First, we’ll start with the non-kitcheners. Even if you don’t have access to any form of a kitchen, you still might want a few food-related items at your disposal. If your university doesn’t already provide a microwave and minifridge, you could talk to your roommate about going halfsies on those appliances. Another good item, if your college allows it: a toaster. Remember that book cart from the bedroom necessities section? The top shelf makes a perfect spot for your toast-making station.
If you do have access to a communal kitchen, you probably won’t want a ton of cooking items. Instead start with one of each—one pot, one pan, one baking tin if you’re feeling adventurous, one silverware set, one set of plates and one (to two) bowls. If your kitchen features within your apartment itself, then you could consider a few more items depending on your cooking preference. An air fryer, for instance, never makes a bad choice, especially when you find yourself with little time to cook extensive meals.
For you closet
First things first: you need hangers and, if you wear jewelry, should consider command hooks for hanging necklaces and bracelets. Okay, now that we got the technical stuff out of the way we can get to the important part—the clothes. If you’re like me, your problem with overpacking really shows in the wardrobe department. A good way to ensure you don’t pack too much—but still pack what you need—is to set limit goals for yourself. How many t-shirts do you realistically wear in a week? How many sweatshirts? Pants? Then, try not to go over those limits. Another great way to plan out this portion: lay out your wardrobe to get a rough idea of what outfits you’ll wear each season. Midwest and East Coast students will tell you it pays to remember your winter outfits while packing for school during the summer. (And yes, that Hawaiian shirt you stole from your dad will actually come in handy).
Now here’s a list of school supplies that’ll feel more familiar. You’ll need all your standard items, of course. A pack of pens, some mechanical pencils. Ask yourself whether you’ll handwrite your notes or type them. Will you need notebooks? A binder? When it comes to desk and office supplies, you can usually just buy based on your usual system of school supplies. You might also consider a small throw pillow for your desk chair, depending on how much the furniture purchasers at your university hate comfortability.

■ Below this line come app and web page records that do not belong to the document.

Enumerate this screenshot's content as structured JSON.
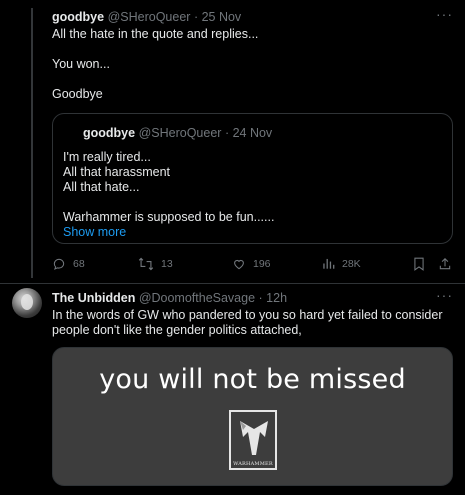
{
  "tweet1": {
    "name": "goodbye",
    "handle": "@SHeroQueer",
    "date": "· 25 Nov",
    "more_label": "···",
    "lines": [
      "All the hate in the quote and replies...",
      "You won...",
      "Goodbye"
    ]
  },
  "quote": {
    "name": "goodbye",
    "handle": "@SHeroQueer",
    "date": "· 24 Nov",
    "lines": [
      "I'm really tired...",
      "All that harassment",
      "All that hate...",
      "Warhammer is supposed to be fun......"
    ],
    "show_more": "Show more"
  },
  "actions": {
    "replies": "68",
    "retweets": "13",
    "likes": "196",
    "views": "28K",
    "icons": [
      "reply-icon",
      "retweet-icon",
      "like-icon",
      "views-icon",
      "bookmark-icon",
      "share-icon"
    ]
  },
  "tweet2": {
    "name": "The Unbidden",
    "handle": "@DoomoftheSavage",
    "date": "· 12h",
    "more_label": "···",
    "text_line1": "In the words of GW who pandered to you so hard yet failed to consider",
    "text_line2": "people don't like the gender politics attached,"
  },
  "media": {
    "caption": "you will not be missed",
    "logo_text": "WARHAMMER"
  },
  "colors": {
    "background": "#000000",
    "text": "#e7e9ea",
    "muted": "#71767b",
    "link": "#1d9bf0",
    "border": "#2f3336"
  }
}
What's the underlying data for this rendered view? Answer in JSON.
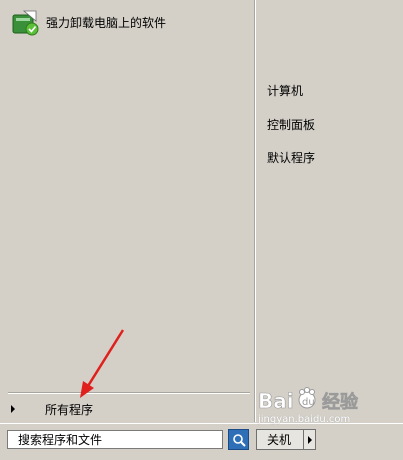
{
  "start_menu": {
    "pinned_program": {
      "label": "强力卸载电脑上的软件",
      "icon": "uninstaller-app-icon"
    },
    "right_items": [
      {
        "label": "计算机"
      },
      {
        "label": "控制面板"
      },
      {
        "label": "默认程序"
      }
    ],
    "all_programs_label": "所有程序"
  },
  "bottom": {
    "search_placeholder": "搜索程序和文件",
    "shutdown_label": "关机"
  },
  "watermark": {
    "brand": "Bai du 经验",
    "url": "jingyan.baidu.com"
  },
  "colors": {
    "menu_background": "#d4d0c8",
    "search_button": "#2f6fb8",
    "annotation_arrow": "#e0201c"
  }
}
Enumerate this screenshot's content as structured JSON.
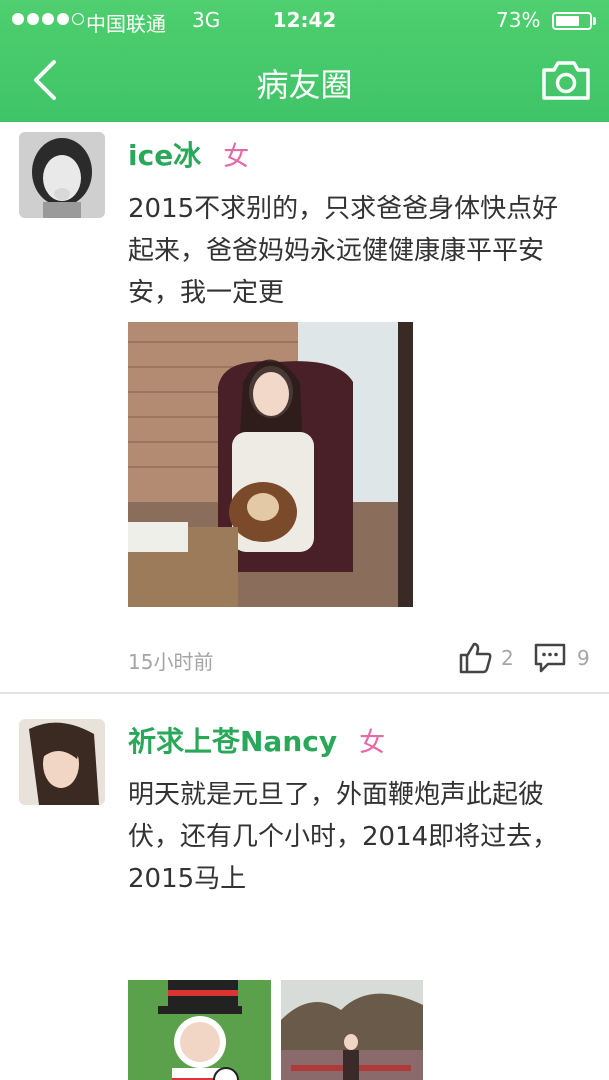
{
  "status_bar": {
    "carrier": "中国联通",
    "network": "3G",
    "time": "12:42",
    "battery_percent": "73%",
    "battery_level": 0.73
  },
  "nav": {
    "title": "病友圈",
    "back_icon": "chevron-left-icon",
    "camera_icon": "camera-icon"
  },
  "colors": {
    "header": "#43c66a",
    "username": "#29a85a",
    "gender": "#e66aa6",
    "meta": "#a5a5a5",
    "text": "#333333"
  },
  "posts": [
    {
      "username": "ice冰",
      "gender": "女",
      "text": "2015不求别的，只求爸爸身体快点好起来，爸爸妈妈永远健健康康平平安安，我一定更",
      "time": "15小时前",
      "likes": "2",
      "comments": "9"
    },
    {
      "username": "祈求上苍Nancy",
      "gender": "女",
      "text": "明天就是元旦了，外面鞭炮声此起彼伏，还有几个小时，2014即将过去，2015马上"
    }
  ]
}
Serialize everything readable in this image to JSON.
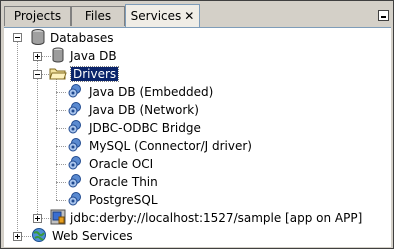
{
  "tabs": [
    {
      "label": "Projects"
    },
    {
      "label": "Files"
    },
    {
      "label": "Services",
      "close": "✕"
    }
  ],
  "tree": {
    "databases": "Databases",
    "javadb": "Java DB",
    "drivers": "Drivers",
    "driver_items": [
      {
        "label": "Java DB (Embedded)"
      },
      {
        "label": "Java DB (Network)"
      },
      {
        "label": "JDBC-ODBC Bridge"
      },
      {
        "label": "MySQL (Connector/J driver)"
      },
      {
        "label": "Oracle OCI"
      },
      {
        "label": "Oracle Thin"
      },
      {
        "label": "PostgreSQL"
      }
    ],
    "connection": "jdbc:derby://localhost:1527/sample [app on APP]",
    "web_services": "Web Services"
  },
  "colors": {
    "selection": "#0a246a",
    "panel": "#d4d0c8",
    "tree_bg": "#ffffff"
  }
}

Last, but definitely not least, you can’t forget the bathroom supplies. You’ll need a shower caddy of course for carrying your shampoo, conditioner, body wash and loofa back and forth between your bedroom and those communal showers. Speaking of communal showers, you’ll definitely want some shower shoes. You’ll thank me when you avoid the scourge of Athlete’s foot. For those with communal bathrooms, you might also consider designating a travel bag or a small box for your toothpaste, toothbrush, floss, deodorant and other toiletries.